WHAT YOU HAVE TO DO: This exercise calls for the data below to be retyped exactly, minus any images.

**** DATASET ENTRIES ****

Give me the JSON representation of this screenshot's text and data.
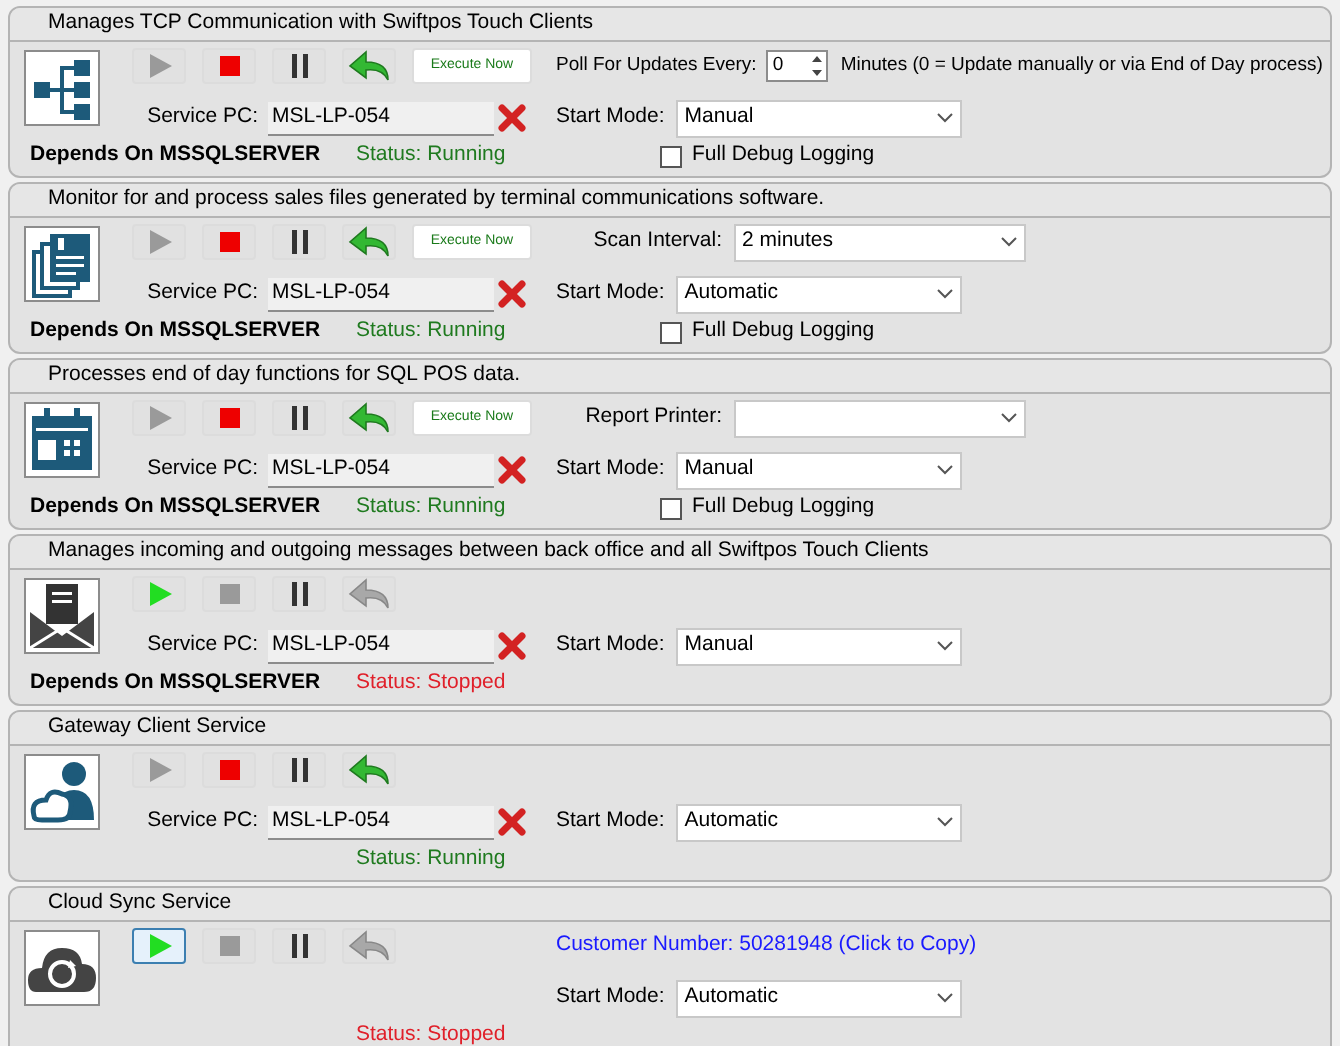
{
  "services": [
    {
      "description": "Manages TCP Communication with Swiftpos Touch Clients",
      "buttons": [
        {
          "kind": "start",
          "enabled": false,
          "focused": false
        },
        {
          "kind": "stop",
          "enabled": true,
          "focused": false
        },
        {
          "kind": "pause",
          "enabled": true,
          "focused": false
        },
        {
          "kind": "restart",
          "enabled": true,
          "focused": false
        }
      ],
      "execute_now": "Execute Now",
      "option": {
        "kind": "spinner",
        "label": "Poll For Updates Every:",
        "value": "0",
        "note": "Minutes (0 = Update manually or via End of Day process)"
      },
      "service_pc_label": "Service PC:",
      "service_pc": "MSL-LP-054",
      "start_mode_label": "Start Mode:",
      "start_mode": "Manual",
      "depends_on": "Depends On MSSQLSERVER",
      "status": "Status: Running",
      "color": "#1f7a1f",
      "debug_logging": {
        "label": "Full Debug Logging",
        "checked": false
      }
    },
    {
      "description": "Monitor for and process sales files generated by terminal communications software.",
      "buttons": [
        {
          "kind": "start",
          "enabled": false,
          "focused": false
        },
        {
          "kind": "stop",
          "enabled": true,
          "focused": false
        },
        {
          "kind": "pause",
          "enabled": true,
          "focused": false
        },
        {
          "kind": "restart",
          "enabled": true,
          "focused": false
        }
      ],
      "execute_now": "Execute Now",
      "option": {
        "kind": "select",
        "label": "Scan Interval:",
        "value": "2 minutes"
      },
      "service_pc_label": "Service PC:",
      "service_pc": "MSL-LP-054",
      "start_mode_label": "Start Mode:",
      "start_mode": "Automatic",
      "depends_on": "Depends On MSSQLSERVER",
      "status": "Status: Running",
      "color": "#1f7a1f",
      "debug_logging": {
        "label": "Full Debug Logging",
        "checked": false
      }
    },
    {
      "description": "Processes end of day functions for SQL POS data.",
      "buttons": [
        {
          "kind": "start",
          "enabled": false,
          "focused": false
        },
        {
          "kind": "stop",
          "enabled": true,
          "focused": false
        },
        {
          "kind": "pause",
          "enabled": true,
          "focused": false
        },
        {
          "kind": "restart",
          "enabled": true,
          "focused": false
        }
      ],
      "execute_now": "Execute Now",
      "option": {
        "kind": "select",
        "label": "Report Printer:"
      },
      "service_pc_label": "Service PC:",
      "service_pc": "MSL-LP-054",
      "start_mode_label": "Start Mode:",
      "start_mode": "Manual",
      "depends_on": "Depends On MSSQLSERVER",
      "status": "Status: Running",
      "color": "#1f7a1f",
      "debug_logging": {
        "label": "Full Debug Logging",
        "checked": false
      }
    },
    {
      "description": "Manages incoming and outgoing messages between back office and all Swiftpos Touch Clients",
      "buttons": [
        {
          "kind": "start",
          "enabled": true,
          "focused": false
        },
        {
          "kind": "stop",
          "enabled": false,
          "focused": false
        },
        {
          "kind": "pause",
          "enabled": true,
          "focused": false
        },
        {
          "kind": "restart",
          "enabled": false,
          "focused": false
        }
      ],
      "service_pc_label": "Service PC:",
      "service_pc": "MSL-LP-054",
      "start_mode_label": "Start Mode:",
      "start_mode": "Manual",
      "depends_on": "Depends On MSSQLSERVER",
      "status": "Status: Stopped",
      "color": "#e0202a"
    },
    {
      "description": "Gateway Client Service",
      "buttons": [
        {
          "kind": "start",
          "enabled": false,
          "focused": false
        },
        {
          "kind": "stop",
          "enabled": true,
          "focused": false
        },
        {
          "kind": "pause",
          "enabled": true,
          "focused": false
        },
        {
          "kind": "restart",
          "enabled": true,
          "focused": false
        }
      ],
      "service_pc_label": "Service PC:",
      "service_pc": "MSL-LP-054",
      "start_mode_label": "Start Mode:",
      "start_mode": "Automatic",
      "status": "Status: Running",
      "color": "#1f7a1f"
    },
    {
      "description": "Cloud Sync Service",
      "buttons": [
        {
          "kind": "start",
          "enabled": true,
          "focused": true
        },
        {
          "kind": "stop",
          "enabled": false,
          "focused": false
        },
        {
          "kind": "pause",
          "enabled": true,
          "focused": false
        },
        {
          "kind": "restart",
          "enabled": false,
          "focused": false
        }
      ],
      "option": {
        "kind": "link",
        "label": "Customer Number: 50281948 (Click to Copy)"
      },
      "start_mode_label": "Start Mode:",
      "start_mode": "Automatic",
      "status": "Status: Stopped",
      "color": "#e0202a"
    }
  ]
}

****

EXPECTED ANSWER:
Give me the JSON representation of this screenshot's text and data.
{
  "services": [
    {
      "description": "Manages TCP Communication with Swiftpos Touch Clients",
      "buttons": [
        {
          "kind": "start",
          "enabled": false,
          "focused": false
        },
        {
          "kind": "stop",
          "enabled": true,
          "focused": false
        },
        {
          "kind": "pause",
          "enabled": true,
          "focused": false
        },
        {
          "kind": "restart",
          "enabled": true,
          "focused": false
        }
      ],
      "execute_now": "Execute Now",
      "option": {
        "kind": "spinner",
        "label": "Poll For Updates Every:",
        "value": "0",
        "note": "Minutes (0 = Update manually or via End of Day process)"
      },
      "service_pc_label": "Service PC:",
      "service_pc": "MSL-LP-054",
      "start_mode_label": "Start Mode:",
      "start_mode": "Manual",
      "depends_on": "Depends On MSSQLSERVER",
      "status": "Status: Running",
      "color": "#1f7a1f",
      "debug_logging": {
        "label": "Full Debug Logging",
        "checked": false
      }
    },
    {
      "description": "Monitor for and process sales files generated by terminal communications software.",
      "buttons": [
        {
          "kind": "start",
          "enabled": false,
          "focused": false
        },
        {
          "kind": "stop",
          "enabled": true,
          "focused": false
        },
        {
          "kind": "pause",
          "enabled": true,
          "focused": false
        },
        {
          "kind": "restart",
          "enabled": true,
          "focused": false
        }
      ],
      "execute_now": "Execute Now",
      "option": {
        "kind": "select",
        "label": "Scan Interval:",
        "value": "2 minutes"
      },
      "service_pc_label": "Service PC:",
      "service_pc": "MSL-LP-054",
      "start_mode_label": "Start Mode:",
      "start_mode": "Automatic",
      "depends_on": "Depends On MSSQLSERVER",
      "status": "Status: Running",
      "color": "#1f7a1f",
      "debug_logging": {
        "label": "Full Debug Logging",
        "checked": false
      }
    },
    {
      "description": "Processes end of day functions for SQL POS data.",
      "buttons": [
        {
          "kind": "start",
          "enabled": false,
          "focused": false
        },
        {
          "kind": "stop",
          "enabled": true,
          "focused": false
        },
        {
          "kind": "pause",
          "enabled": true,
          "focused": false
        },
        {
          "kind": "restart",
          "enabled": true,
          "focused": false
        }
      ],
      "execute_now": "Execute Now",
      "option": {
        "kind": "select",
        "label": "Report Printer:"
      },
      "service_pc_label": "Service PC:",
      "service_pc": "MSL-LP-054",
      "start_mode_label": "Start Mode:",
      "start_mode": "Manual",
      "depends_on": "Depends On MSSQLSERVER",
      "status": "Status: Running",
      "color": "#1f7a1f",
      "debug_logging": {
        "label": "Full Debug Logging",
        "checked": false
      }
    },
    {
      "description": "Manages incoming and outgoing messages between back office and all Swiftpos Touch Clients",
      "buttons": [
        {
          "kind": "start",
          "enabled": true,
          "focused": false
        },
        {
          "kind": "stop",
          "enabled": false,
          "focused": false
        },
        {
          "kind": "pause",
          "enabled": true,
          "focused": false
        },
        {
          "kind": "restart",
          "enabled": false,
          "focused": false
        }
      ],
      "service_pc_label": "Service PC:",
      "service_pc": "MSL-LP-054",
      "start_mode_label": "Start Mode:",
      "start_mode": "Manual",
      "depends_on": "Depends On MSSQLSERVER",
      "status": "Status: Stopped",
      "color": "#e0202a"
    },
    {
      "description": "Gateway Client Service",
      "buttons": [
        {
          "kind": "start",
          "enabled": false,
          "focused": false
        },
        {
          "kind": "stop",
          "enabled": true,
          "focused": false
        },
        {
          "kind": "pause",
          "enabled": true,
          "focused": false
        },
        {
          "kind": "restart",
          "enabled": true,
          "focused": false
        }
      ],
      "service_pc_label": "Service PC:",
      "service_pc": "MSL-LP-054",
      "start_mode_label": "Start Mode:",
      "start_mode": "Automatic",
      "status": "Status: Running",
      "color": "#1f7a1f"
    },
    {
      "description": "Cloud Sync Service",
      "buttons": [
        {
          "kind": "start",
          "enabled": true,
          "focused": true
        },
        {
          "kind": "stop",
          "enabled": false,
          "focused": false
        },
        {
          "kind": "pause",
          "enabled": true,
          "focused": false
        },
        {
          "kind": "restart",
          "enabled": false,
          "focused": false
        }
      ],
      "option": {
        "kind": "link",
        "label": "Customer Number: 50281948 (Click to Copy)"
      },
      "start_mode_label": "Start Mode:",
      "start_mode": "Automatic",
      "status": "Status: Stopped",
      "color": "#e0202a"
    }
  ]
}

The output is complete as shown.